Then she went to prison and turned into St. Martha: advocate for the oppressed, friend to the lonely and forager for wild greens to spice up the jailhouse food. And on Friday, her first day outside the lockup, she waved graciously, chatted amiably and served hot cocoa to the press.
The transformation of Martha Stewart's (search) image dates to five months ago, when she called a news conference to announce she was reporting to prison early, despite a pending legal appeal.
Wearing a white suit against a backdrop of color swatches, Stewart projected a change in attitude that has helped repair her reputation and propel her company forward again.
"Going to jail was a good thing," says Paul Argenti, a professor at the Tuck School of Business (search) at Dartmouth. "She had to do that, and fighting it was a bad idea."
Indeed, stock prices for Martha Stewart Living Omnimedia (search), which had lagged, quickly doubled. And as she worked off time in a West Virginia prison, scrubbing floors and picking dandelion greens, she found herself popular enough to be given starring roles in two upcoming TV shows.
"The thing about Americans is we like throwing you to the ground, and making you cry uncle," image consultant Eric Dezenhall said. "But if you do cry uncle we'll let you up."
Stewart's tasteful, if chilly, image had taken a beating in trial testimony. Jurors laughed when Douglas Faneuil, an assistant to Stewart's stockbroker, told the court she went into a tirade when she was put on hold, complaining about how bad the music was and threatening to leave if it wasn't changed.
The daily news coverage of her entering the courthouse, accompanied by details about her pricey handbags or stylish heels, didn't help.
"People already knew she was a perfectionist," said Melissa Click, a research instructor at the University of Missouri-Columbia who is writing a book about Stewart. "But they didn't necessarily want to hear that she was mean."
When she was sentenced in July, a still-unrepentant Stewart said her "small personal matter" had become "an almost fatal circus event of unprecedented proportions." She also took the opportunity to boldly pitch her products and her magazine.
The same day, her Web site erroneously posted a draft of a letter she wrote to the judge, saying her punishment was "unfortunately" in the judge's hands.
This was not the prim, proper and controlled Martha Stewart who had amassed a billion-dollar domestic empire by being adored as an expert tastemaker in millions of homes around the country.
Then, on Sept. 15, Stewart asked the judge to start her sentence as soon as possible — "to reclaim my life and the quality of life for all those related to me with certainty." She lamented she would miss her dogs and her horses, her cats and her canaries, and wanted to be home in time to plant a spring garden.
And she came closer than ever to contrition, saying she wanted to end the "immense difficulty, immense sacrifice and immense agony" the ordeal had caused those close to her.
Three weeks later, Stewart was fingerprinted and strip-searched at the federal prison in Alderson, W.Va., then assigned a bunk bed in a building with 60 inmates and two showers.
At Christmas, in an open letter published on a Web site, she asked her fans to think of her fellow inmates and seek sentencing reforms.
On Thursday, she paid for a flatbed truck that would give photographers a better view of her departure from West Virginia, the airport manager said.
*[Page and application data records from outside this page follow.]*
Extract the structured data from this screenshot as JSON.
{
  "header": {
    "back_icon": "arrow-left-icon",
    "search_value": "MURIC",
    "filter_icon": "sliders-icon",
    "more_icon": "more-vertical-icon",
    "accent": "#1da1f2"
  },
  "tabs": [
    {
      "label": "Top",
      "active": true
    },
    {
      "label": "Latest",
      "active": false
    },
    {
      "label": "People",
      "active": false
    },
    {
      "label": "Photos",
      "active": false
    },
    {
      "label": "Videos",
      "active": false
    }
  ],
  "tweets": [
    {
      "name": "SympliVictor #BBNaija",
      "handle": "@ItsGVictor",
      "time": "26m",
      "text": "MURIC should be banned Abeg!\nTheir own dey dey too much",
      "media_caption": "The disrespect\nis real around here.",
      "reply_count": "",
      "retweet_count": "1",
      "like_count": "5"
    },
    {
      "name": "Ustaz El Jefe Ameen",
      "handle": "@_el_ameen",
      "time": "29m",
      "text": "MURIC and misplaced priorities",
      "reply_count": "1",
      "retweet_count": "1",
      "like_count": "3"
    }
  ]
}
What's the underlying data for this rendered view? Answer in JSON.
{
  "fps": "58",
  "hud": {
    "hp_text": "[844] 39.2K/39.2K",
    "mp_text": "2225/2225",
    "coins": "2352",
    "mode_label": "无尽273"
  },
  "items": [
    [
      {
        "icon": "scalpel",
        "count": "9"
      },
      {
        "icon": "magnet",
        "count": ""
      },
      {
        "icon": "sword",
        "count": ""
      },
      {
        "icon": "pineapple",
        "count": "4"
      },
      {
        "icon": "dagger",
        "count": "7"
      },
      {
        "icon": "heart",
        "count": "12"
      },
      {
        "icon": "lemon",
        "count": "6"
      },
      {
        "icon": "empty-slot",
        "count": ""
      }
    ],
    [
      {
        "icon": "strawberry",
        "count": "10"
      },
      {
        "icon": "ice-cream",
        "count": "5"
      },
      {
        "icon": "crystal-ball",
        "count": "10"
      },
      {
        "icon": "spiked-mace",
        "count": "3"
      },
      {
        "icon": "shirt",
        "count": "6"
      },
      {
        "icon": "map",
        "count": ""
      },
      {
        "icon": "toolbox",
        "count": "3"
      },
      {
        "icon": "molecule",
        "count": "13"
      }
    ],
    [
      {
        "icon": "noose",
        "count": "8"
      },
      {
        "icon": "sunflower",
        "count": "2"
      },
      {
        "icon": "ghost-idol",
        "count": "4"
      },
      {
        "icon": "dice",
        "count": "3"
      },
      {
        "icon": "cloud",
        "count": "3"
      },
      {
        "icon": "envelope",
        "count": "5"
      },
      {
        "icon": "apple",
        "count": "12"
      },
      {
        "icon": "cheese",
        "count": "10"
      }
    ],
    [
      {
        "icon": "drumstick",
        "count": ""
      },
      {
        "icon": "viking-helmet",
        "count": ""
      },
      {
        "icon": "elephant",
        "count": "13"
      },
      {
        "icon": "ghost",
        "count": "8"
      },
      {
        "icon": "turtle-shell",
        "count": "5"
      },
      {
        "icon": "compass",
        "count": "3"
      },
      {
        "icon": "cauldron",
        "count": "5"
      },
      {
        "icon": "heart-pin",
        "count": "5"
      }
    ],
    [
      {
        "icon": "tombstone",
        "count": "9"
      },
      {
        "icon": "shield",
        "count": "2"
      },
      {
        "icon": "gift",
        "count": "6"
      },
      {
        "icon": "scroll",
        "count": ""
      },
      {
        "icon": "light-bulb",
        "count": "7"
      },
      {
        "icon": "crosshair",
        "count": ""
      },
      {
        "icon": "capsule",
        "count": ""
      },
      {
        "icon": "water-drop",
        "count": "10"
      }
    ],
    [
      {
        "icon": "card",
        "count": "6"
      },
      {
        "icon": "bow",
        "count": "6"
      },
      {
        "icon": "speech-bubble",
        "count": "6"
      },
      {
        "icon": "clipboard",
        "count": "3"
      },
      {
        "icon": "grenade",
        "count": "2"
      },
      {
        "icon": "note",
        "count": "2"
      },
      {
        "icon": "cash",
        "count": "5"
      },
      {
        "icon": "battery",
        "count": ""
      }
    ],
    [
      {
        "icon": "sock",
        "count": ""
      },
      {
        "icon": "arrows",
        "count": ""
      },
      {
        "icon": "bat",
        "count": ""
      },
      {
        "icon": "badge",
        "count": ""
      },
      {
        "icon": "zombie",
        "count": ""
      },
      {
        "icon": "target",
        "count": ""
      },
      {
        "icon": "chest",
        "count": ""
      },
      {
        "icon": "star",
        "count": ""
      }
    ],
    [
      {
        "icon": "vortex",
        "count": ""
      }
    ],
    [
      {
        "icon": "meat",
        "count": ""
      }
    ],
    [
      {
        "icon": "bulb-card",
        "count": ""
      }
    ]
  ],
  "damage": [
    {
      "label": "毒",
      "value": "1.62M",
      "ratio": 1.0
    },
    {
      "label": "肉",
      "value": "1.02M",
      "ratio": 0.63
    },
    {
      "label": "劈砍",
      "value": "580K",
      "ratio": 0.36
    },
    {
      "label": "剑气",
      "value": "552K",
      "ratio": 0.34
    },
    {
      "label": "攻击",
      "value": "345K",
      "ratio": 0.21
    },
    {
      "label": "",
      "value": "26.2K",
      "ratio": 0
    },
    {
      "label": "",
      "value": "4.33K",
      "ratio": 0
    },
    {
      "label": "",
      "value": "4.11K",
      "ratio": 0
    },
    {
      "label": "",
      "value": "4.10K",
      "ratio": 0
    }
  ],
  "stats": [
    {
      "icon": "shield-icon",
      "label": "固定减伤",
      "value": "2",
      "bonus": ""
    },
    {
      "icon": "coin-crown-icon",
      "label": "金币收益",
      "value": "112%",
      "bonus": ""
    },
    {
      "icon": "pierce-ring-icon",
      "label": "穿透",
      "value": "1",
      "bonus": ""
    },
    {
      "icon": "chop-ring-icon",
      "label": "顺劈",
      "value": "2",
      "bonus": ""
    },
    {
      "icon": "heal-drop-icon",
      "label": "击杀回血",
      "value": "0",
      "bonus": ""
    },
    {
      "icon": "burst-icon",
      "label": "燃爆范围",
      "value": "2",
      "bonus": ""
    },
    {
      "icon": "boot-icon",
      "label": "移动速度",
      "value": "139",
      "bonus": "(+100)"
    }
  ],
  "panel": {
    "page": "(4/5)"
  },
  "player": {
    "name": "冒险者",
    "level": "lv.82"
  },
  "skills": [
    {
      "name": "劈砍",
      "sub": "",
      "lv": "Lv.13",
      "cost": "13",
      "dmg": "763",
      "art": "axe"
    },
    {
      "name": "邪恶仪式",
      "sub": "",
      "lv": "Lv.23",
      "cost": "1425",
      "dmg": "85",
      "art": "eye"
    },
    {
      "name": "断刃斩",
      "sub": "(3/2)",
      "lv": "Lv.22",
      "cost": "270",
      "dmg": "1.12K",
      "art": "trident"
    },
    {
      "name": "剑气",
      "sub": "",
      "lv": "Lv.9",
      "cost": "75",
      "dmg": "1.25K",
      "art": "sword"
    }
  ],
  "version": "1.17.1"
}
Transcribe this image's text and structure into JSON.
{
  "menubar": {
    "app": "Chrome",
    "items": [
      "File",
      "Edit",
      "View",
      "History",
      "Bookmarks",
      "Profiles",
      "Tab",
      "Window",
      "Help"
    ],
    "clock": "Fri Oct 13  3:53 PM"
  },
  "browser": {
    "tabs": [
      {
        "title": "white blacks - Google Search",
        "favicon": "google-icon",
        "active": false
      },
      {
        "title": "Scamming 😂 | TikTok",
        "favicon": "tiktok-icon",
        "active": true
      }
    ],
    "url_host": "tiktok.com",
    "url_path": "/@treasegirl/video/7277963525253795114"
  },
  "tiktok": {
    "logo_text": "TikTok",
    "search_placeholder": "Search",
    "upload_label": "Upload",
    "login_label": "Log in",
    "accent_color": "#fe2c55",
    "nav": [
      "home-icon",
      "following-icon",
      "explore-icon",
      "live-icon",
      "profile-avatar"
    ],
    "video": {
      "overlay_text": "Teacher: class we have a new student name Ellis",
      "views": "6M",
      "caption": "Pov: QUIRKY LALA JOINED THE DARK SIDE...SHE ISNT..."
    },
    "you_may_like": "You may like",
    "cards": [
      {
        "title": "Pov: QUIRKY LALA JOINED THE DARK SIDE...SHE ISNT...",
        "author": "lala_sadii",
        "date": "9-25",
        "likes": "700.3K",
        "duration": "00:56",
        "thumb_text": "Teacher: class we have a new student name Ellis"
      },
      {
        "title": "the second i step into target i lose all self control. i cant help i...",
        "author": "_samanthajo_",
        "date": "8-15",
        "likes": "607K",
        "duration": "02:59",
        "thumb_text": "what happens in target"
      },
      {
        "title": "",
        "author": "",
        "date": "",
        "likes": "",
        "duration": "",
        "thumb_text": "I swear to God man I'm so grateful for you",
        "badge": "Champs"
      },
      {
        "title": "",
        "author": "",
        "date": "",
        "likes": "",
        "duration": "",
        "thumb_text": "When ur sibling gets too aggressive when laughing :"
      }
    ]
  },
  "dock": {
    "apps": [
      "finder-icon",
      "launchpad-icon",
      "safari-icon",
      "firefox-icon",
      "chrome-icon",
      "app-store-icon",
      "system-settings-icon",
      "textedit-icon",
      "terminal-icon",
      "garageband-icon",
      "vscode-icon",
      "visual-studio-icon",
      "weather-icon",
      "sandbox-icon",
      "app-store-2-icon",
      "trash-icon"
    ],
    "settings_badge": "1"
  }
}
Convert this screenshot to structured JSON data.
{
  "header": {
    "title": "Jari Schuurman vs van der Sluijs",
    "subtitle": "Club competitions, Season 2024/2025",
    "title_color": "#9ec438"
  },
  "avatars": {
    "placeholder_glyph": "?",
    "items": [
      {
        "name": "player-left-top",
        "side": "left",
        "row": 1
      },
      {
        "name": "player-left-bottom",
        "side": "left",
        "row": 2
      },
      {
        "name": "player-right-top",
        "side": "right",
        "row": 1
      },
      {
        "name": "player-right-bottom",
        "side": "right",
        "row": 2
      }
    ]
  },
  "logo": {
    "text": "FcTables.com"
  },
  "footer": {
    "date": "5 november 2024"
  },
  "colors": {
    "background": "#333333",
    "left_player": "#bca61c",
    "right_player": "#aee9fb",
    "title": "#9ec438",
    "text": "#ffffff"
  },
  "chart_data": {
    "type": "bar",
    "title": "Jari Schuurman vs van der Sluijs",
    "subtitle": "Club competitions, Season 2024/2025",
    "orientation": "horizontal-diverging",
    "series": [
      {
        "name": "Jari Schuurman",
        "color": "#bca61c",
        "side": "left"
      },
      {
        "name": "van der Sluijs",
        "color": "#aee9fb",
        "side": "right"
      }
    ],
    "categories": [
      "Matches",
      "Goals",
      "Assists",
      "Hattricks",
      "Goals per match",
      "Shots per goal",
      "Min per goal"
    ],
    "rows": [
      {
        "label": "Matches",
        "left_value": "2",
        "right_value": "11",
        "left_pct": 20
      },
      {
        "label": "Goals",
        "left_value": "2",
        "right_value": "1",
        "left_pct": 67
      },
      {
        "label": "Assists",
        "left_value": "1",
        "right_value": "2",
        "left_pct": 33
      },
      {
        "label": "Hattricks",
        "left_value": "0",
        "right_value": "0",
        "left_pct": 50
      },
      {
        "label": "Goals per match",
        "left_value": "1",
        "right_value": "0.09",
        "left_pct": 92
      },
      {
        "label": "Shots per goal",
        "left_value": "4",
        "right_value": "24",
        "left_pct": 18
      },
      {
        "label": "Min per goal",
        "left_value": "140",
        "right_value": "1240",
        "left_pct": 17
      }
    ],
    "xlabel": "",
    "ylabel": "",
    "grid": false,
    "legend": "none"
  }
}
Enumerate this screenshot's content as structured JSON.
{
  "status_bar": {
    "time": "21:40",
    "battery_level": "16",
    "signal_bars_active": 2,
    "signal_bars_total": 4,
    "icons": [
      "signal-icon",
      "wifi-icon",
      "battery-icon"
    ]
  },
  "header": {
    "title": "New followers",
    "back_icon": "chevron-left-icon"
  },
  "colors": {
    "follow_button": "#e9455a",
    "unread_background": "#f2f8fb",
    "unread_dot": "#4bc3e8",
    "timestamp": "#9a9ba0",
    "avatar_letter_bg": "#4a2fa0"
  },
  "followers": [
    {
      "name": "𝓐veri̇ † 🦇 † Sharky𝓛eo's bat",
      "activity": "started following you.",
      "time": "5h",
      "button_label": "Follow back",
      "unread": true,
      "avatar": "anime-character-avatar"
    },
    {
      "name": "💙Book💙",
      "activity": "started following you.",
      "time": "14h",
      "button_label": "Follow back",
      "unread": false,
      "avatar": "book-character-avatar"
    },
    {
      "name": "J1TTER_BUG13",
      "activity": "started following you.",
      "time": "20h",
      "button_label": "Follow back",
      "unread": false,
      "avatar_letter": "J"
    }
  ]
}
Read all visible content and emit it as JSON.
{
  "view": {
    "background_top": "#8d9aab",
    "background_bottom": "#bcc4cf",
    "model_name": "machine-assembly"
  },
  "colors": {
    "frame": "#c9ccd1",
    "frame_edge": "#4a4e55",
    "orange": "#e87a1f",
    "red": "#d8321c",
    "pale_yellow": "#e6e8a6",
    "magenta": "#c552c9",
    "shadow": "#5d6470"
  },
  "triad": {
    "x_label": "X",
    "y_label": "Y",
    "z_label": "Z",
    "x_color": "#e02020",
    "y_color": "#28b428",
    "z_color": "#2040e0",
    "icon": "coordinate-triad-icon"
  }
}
And on Friday, back at her estate in New York, Stewart barely waited for the sun to come up before delighting the encamped reporters and photographers by appearing outside with her dog and horses and taking time to discuss lemons and cappuccino. The topper was when she sent out paper cups of hot cocoa.
At an investment club called ESP in Pelham, N.Y., about 30 miles from where Stewart will spend the next five months, members aren't about to give up their Martha Stewart stock.
"She's got a lot of good years ahead of her," said Amelia Galiani, the club's treasurer. "Sixty-three is not the end of the world. I think she probably will have a good comeback."
Another member, Maggie Klein, said, "Whatever she did, it doesn't rank with Enron. I guess I'm in the camp where I think they just picked on her."